Henry Morgan actually came out a year ago, so a lot of the publicity was done then.  That being said, I have a gig in Ottawa on the 13th and one in Toronto on the 17th. (Link for the Toronto gig here)  I hardly ever, ever read from my work, as I find literary readings dull. Instead, I usually talk about something, which people seem to prefer. A lot of the event organizers have come to the same conclusion, by the way: these days you’re often told that you’re not allowed to read

Hough2
Flyer for Robert Hough’s discussion on his book The Man Who Saved Henry Morgan occurring in Ottawa this Friday

6) Are you working on anything new right now? If yes, are there details you care to share?

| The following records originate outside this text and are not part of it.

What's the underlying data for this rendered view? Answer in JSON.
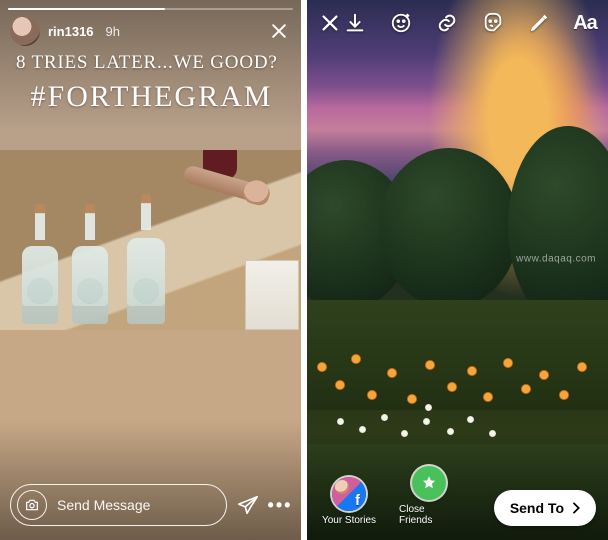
{
  "leftStory": {
    "username": "rin1316",
    "timestamp": "9h",
    "overlayLine1": "8 tries later...we good?",
    "overlayLine2": "#FORTHEGRAM",
    "messagePlaceholder": "Send Message",
    "icons": {
      "close": "close-icon",
      "camera": "camera-icon",
      "directSend": "direct-send-icon",
      "more": "more-options-icon"
    }
  },
  "rightEditor": {
    "toolbar": {
      "close": "close-icon",
      "save": "save-download-icon",
      "face": "face-filter-icon",
      "link": "link-icon",
      "sticker": "sticker-icon",
      "draw": "draw-icon",
      "text": "Aa"
    },
    "shareOptions": [
      {
        "id": "your-stories",
        "label": "Your Stories"
      },
      {
        "id": "close-friends",
        "label": "Close Friends"
      }
    ],
    "sendTo": "Send To"
  },
  "watermark": "www.daqaq.com"
}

 There are three questions that authors hate to answer: “Do you make a living?”, “Where do you get your ideas?” and “Are you working on anything?” You see, when you write a novel, for 90 percent of the process it’s not working. It’s only at the very end, when you get a magical synthesis of plot, character, tone and theme that it begins to sound like a real novel. So when you ask a writer what he’s working on, he or she immediately translates the question into, “hey, let’s talk about that huge thing you’re failing at, okay?”

7) You seem to have a bit of presence on both Facebook and Twitter. How do you like using those platforms? Does being on social-media sites like those help or hinder or writing at all?

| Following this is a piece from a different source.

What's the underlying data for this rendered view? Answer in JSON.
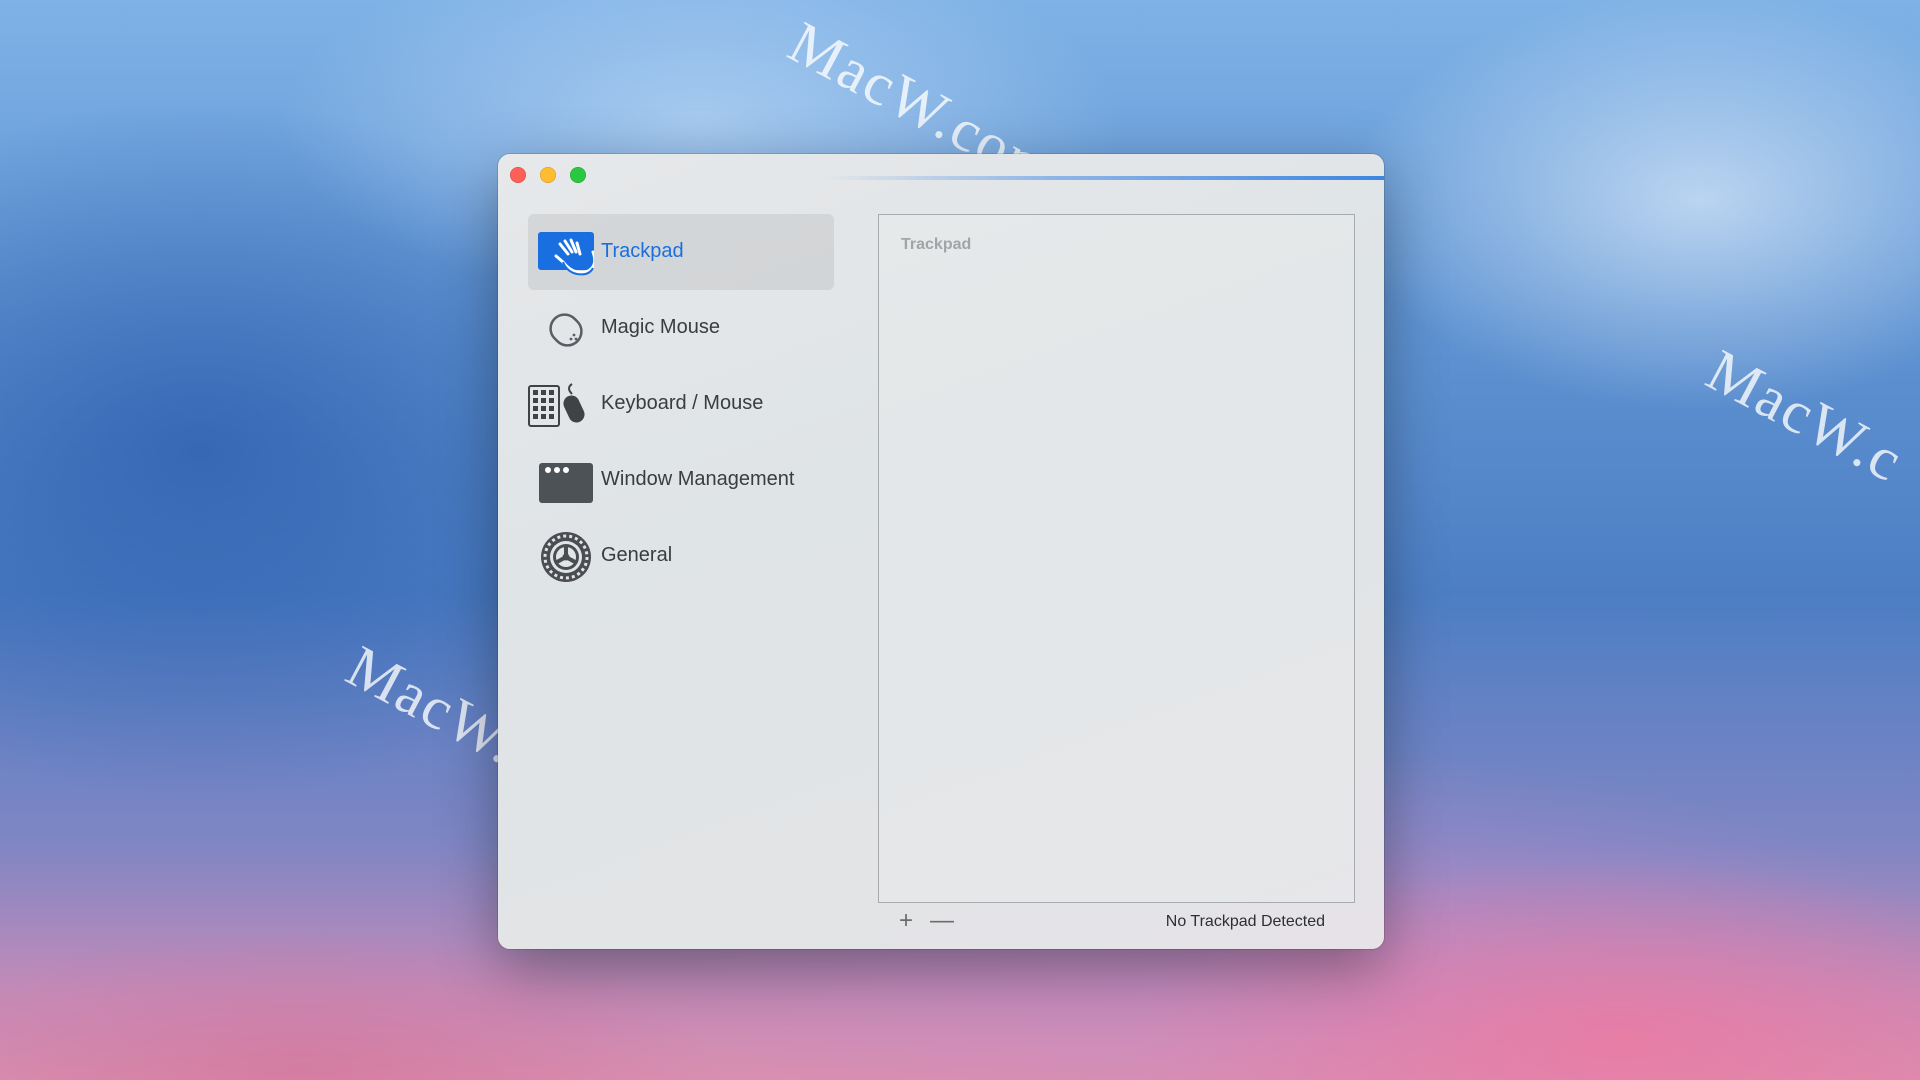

 Ha! A ‘bit’ being the operative word!  I know of writers who spend all day on Facebook and Twitter; I’ve made, like, three tweets all year. I honestly don’t think social media helps that much. Yet I do think it’ll hurt you if you DON’T do it, if that makes any sense.

-7a) You have on your profile pictures what appears to be Igor from the television show
Hilarious House of Frankenstein. For many of us that was a iconic show from our childhoods. Was that for you too?

I always put up dummy avatars as well as phony information: for example, I didn’t attend the University of Ouagadougou, as my FB profile states. It’s my own little rebellion against the narcissism fostered by social media.

8) Your biographies have you listed as living in Toronto right now. How do you like living there? Does it’s cultural scene inspire you with your writing at all?

 I’m a life-long Torontonian, more or less (I spent some time in the suburbs when I was young). It’s not so much Toronto I like, but I do need a big city. Writing is so completely isolating and lonely that I need to be able to step into a crowded street when I step away from my computer. I really don’t understand writers who need a quiet farmhouse or forest cabin to work in: I’d get so absorbed in my work it would drive me out of my mind.

*****

Link to Robert Hough’s website

Link to House of Anansi’s webpage for The Man Who Saved Henry Morgan

Link to Annick Press’ website for Diego’s Crossing